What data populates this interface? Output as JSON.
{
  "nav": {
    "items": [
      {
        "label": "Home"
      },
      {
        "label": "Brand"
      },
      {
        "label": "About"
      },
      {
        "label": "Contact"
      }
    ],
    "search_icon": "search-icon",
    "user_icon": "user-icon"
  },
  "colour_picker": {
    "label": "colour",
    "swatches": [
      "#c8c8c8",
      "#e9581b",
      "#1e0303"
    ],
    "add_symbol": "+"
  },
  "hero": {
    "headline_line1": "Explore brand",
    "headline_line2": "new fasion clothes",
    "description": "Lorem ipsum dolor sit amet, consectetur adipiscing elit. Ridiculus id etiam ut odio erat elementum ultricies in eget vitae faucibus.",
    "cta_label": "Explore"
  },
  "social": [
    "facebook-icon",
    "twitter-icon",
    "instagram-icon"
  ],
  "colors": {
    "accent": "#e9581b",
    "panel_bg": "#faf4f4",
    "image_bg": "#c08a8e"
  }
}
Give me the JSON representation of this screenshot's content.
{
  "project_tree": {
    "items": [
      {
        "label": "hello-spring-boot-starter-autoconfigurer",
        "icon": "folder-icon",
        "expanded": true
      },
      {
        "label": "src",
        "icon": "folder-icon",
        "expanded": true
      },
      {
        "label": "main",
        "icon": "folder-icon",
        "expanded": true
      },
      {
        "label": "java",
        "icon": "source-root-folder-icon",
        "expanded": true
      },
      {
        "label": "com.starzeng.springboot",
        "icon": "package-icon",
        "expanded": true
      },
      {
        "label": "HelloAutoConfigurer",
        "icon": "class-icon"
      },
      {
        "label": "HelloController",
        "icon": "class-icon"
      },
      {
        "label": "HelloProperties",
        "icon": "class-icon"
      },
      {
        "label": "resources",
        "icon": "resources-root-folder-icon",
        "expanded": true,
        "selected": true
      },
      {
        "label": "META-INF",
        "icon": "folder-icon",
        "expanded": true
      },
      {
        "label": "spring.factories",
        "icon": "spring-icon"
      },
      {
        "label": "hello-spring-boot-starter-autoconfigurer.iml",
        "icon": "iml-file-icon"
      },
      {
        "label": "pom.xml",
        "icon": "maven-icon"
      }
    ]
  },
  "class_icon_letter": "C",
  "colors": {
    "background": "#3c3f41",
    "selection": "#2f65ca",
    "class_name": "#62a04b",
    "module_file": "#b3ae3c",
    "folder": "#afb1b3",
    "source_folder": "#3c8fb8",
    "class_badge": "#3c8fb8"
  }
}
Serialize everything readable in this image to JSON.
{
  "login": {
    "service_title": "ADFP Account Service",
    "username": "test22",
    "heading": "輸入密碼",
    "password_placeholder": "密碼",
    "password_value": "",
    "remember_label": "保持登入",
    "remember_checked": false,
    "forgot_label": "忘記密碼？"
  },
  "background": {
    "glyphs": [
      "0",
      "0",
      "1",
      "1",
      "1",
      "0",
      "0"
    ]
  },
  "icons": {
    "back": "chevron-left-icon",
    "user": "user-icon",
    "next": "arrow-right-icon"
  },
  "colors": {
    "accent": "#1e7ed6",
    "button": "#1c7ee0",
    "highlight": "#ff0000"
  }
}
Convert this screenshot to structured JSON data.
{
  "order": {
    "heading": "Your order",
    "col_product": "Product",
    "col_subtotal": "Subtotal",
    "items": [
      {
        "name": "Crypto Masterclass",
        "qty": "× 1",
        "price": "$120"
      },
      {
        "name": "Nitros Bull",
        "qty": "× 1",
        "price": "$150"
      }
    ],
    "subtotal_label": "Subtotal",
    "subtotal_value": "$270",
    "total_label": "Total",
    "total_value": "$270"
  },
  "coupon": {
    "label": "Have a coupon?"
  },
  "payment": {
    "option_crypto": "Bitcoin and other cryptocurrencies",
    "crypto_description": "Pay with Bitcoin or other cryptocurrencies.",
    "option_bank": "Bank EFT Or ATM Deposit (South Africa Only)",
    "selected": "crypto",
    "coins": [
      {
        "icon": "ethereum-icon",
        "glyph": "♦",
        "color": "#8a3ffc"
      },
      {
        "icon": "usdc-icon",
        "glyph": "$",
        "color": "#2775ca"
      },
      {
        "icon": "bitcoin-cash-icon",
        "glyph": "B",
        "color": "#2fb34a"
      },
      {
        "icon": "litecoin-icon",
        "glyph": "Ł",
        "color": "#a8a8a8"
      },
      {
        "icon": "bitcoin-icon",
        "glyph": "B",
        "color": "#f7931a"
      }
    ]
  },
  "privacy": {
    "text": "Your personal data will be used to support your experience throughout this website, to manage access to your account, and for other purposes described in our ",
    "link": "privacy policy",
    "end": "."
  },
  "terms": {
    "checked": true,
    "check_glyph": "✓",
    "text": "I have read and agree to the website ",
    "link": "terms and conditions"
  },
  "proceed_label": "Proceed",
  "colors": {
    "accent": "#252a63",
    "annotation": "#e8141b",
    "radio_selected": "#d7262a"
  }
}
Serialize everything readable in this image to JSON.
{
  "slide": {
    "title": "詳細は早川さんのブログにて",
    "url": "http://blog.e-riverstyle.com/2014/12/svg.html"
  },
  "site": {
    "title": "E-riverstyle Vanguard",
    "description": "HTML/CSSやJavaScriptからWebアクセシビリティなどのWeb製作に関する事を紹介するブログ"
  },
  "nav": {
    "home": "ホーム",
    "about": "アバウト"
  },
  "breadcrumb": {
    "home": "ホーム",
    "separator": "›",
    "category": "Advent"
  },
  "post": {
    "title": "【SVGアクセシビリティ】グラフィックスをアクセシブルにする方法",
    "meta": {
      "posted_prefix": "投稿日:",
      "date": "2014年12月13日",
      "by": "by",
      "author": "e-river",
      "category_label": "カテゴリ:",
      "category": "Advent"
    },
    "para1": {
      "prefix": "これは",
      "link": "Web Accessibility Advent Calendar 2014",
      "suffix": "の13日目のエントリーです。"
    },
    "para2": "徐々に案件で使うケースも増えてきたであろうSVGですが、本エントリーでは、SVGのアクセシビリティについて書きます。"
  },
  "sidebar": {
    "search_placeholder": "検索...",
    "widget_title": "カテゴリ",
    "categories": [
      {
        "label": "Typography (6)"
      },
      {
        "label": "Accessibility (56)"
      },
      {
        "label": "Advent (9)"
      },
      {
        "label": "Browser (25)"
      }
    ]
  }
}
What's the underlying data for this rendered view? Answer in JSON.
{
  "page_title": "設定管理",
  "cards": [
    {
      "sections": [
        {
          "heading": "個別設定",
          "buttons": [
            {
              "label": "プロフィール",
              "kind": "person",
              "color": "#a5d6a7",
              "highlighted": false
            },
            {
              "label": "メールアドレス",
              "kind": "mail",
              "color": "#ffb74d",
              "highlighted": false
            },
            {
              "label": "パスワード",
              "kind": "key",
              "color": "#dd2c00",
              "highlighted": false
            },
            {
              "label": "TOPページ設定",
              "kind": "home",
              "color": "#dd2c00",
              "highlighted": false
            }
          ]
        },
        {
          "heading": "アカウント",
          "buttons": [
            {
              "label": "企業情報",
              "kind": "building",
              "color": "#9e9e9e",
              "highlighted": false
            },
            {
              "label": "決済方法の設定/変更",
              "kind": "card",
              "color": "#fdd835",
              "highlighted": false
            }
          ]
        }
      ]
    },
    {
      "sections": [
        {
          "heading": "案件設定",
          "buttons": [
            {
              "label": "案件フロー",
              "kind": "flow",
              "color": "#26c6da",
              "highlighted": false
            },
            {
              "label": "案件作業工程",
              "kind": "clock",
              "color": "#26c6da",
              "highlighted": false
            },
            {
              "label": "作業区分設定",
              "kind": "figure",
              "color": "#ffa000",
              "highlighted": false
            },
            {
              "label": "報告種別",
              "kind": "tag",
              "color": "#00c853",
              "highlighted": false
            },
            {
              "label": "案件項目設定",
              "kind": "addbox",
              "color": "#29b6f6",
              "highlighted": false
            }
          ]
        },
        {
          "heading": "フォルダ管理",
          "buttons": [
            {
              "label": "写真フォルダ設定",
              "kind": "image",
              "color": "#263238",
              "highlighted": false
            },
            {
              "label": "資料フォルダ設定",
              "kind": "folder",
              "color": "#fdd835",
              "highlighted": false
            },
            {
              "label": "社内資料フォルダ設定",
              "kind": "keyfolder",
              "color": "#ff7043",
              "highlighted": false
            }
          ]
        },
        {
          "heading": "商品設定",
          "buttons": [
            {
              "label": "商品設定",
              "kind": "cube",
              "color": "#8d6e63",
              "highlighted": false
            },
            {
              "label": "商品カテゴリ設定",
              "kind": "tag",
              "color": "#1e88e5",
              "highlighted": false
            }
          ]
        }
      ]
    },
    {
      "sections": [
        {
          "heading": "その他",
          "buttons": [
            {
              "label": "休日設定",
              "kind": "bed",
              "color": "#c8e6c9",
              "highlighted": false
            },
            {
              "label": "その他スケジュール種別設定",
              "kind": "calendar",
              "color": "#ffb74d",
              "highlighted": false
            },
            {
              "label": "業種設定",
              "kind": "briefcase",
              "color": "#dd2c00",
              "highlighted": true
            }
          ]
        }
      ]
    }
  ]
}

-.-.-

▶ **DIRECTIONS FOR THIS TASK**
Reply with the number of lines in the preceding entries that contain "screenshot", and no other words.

▶ **TASK RESPONSE**
2